For Bhutan, there is no looking back. We may have torn down the many bridges behind us, but we did it with full knowledge of what lies ahead of us. It is going to be a testing journey, yes, but the nation and the people together will face the adversity with determination and valour unprecedented.
All these challenges call us to look inward urgently. Nations and governments are failing to deal with the threat of Covid-19. Even the big and strong economies of the world have been brought to their knees. The Bhutan story is different because we are compelled to face myriad challenges with limited recourses. But then, even as the nation and people together—led by His Majesty The King was fully prepared to face the worse that the pandemic could unleash upon us—we saw how we could fall by far short.
Moving on, we can only imagine the kinds of threat and burden on the people. How better can we manage herefrom? There are loopholes aplenty. Communication, or rather the lack of it, is one. When lockdown happened in the wee hours of August 11, the nation almost came to standstill. The many agencies and organisations were found to be duplicating the critical services, leading to needless disruptions. There was the lesson.
But the nation must think beyond small and immediate problems because it is often the challenges lying in wait that bring us the most uncomfortable situations later. The economy has been hurt badly. There is no better way to put it. But then, there is the opportunity that has not been harnessed—the power, energy, and dynamism of youth. It was a different story before the pandemic. The new normal is come and this means the need to brace for new hurdles along the way. The same refrain is unacceptable.
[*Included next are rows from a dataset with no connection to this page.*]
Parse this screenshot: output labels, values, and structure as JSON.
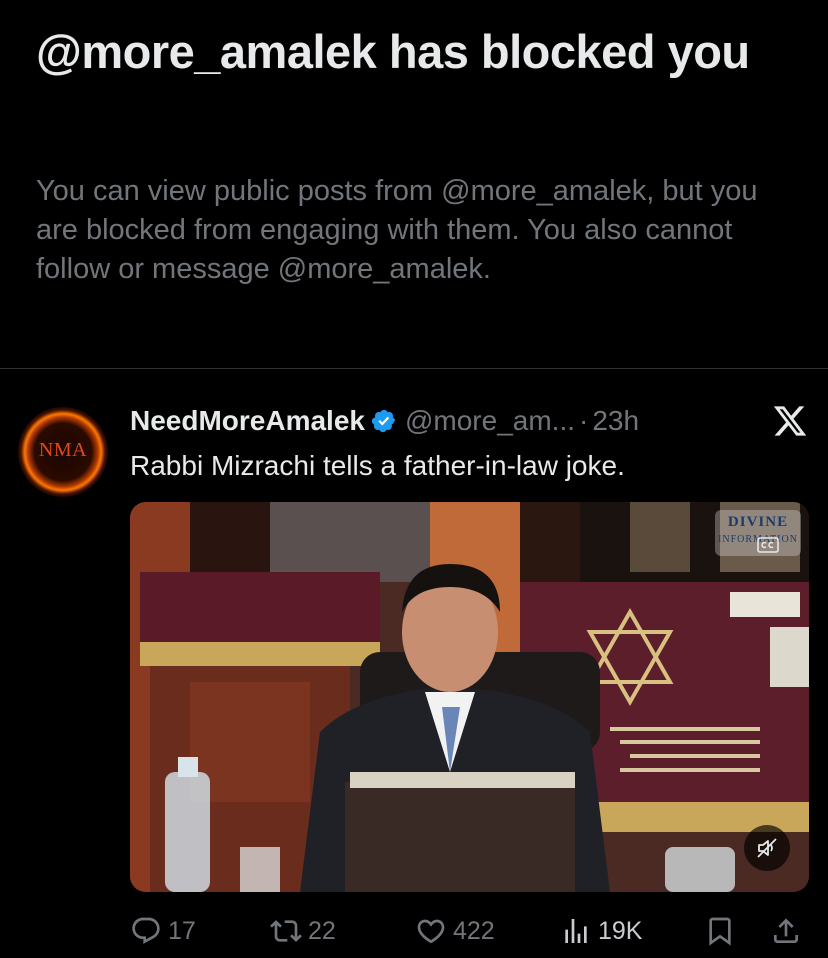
{
  "block_notice": {
    "title": "@more_amalek has blocked you",
    "description": "You can view public posts from @more_amalek, but you are blocked from engaging with them. You also cannot follow or message @more_amalek."
  },
  "tweet": {
    "avatar_text": "NMA",
    "author_name": "NeedMoreAmalek",
    "verified": true,
    "handle": "@more_am...",
    "separator": "·",
    "time": "23h",
    "text": "Rabbi Mizrachi tells a father-in-law joke.",
    "media": {
      "watermark_title": "DIVINE",
      "watermark_sub": "INFORMATION",
      "muted": true
    },
    "actions": {
      "replies": "17",
      "reposts": "22",
      "likes": "422",
      "views": "19K"
    }
  },
  "colors": {
    "background": "#000000",
    "primary_text": "#e7e9ea",
    "secondary_text": "#71767b",
    "verified_blue": "#1d9bf0",
    "divider": "#2f3336"
  }
}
The pandemic might force us to keep inside and small as we are, but how are we rising to this particular challenge? Blame it on the young people? We can’t. Do we then blame it on parents? That’s not fair. Do we lay the blame on the education system? A far cry. The policies and the lawmakers? It is hoped that they are all ears.
The lack of planning is our biggest lesson. Where the people must be fed, the agriculture development and its many linkages must come in bold and flawlessly. Where the country’s economy must grow, the power and the energy of the nation’s young people must be harnessed.
It is one nation, one people. We tackle the problems together.
The ultimate question is: How far have we come? By honest measure, we have a long way to go and it is going to be a hard ride ahead.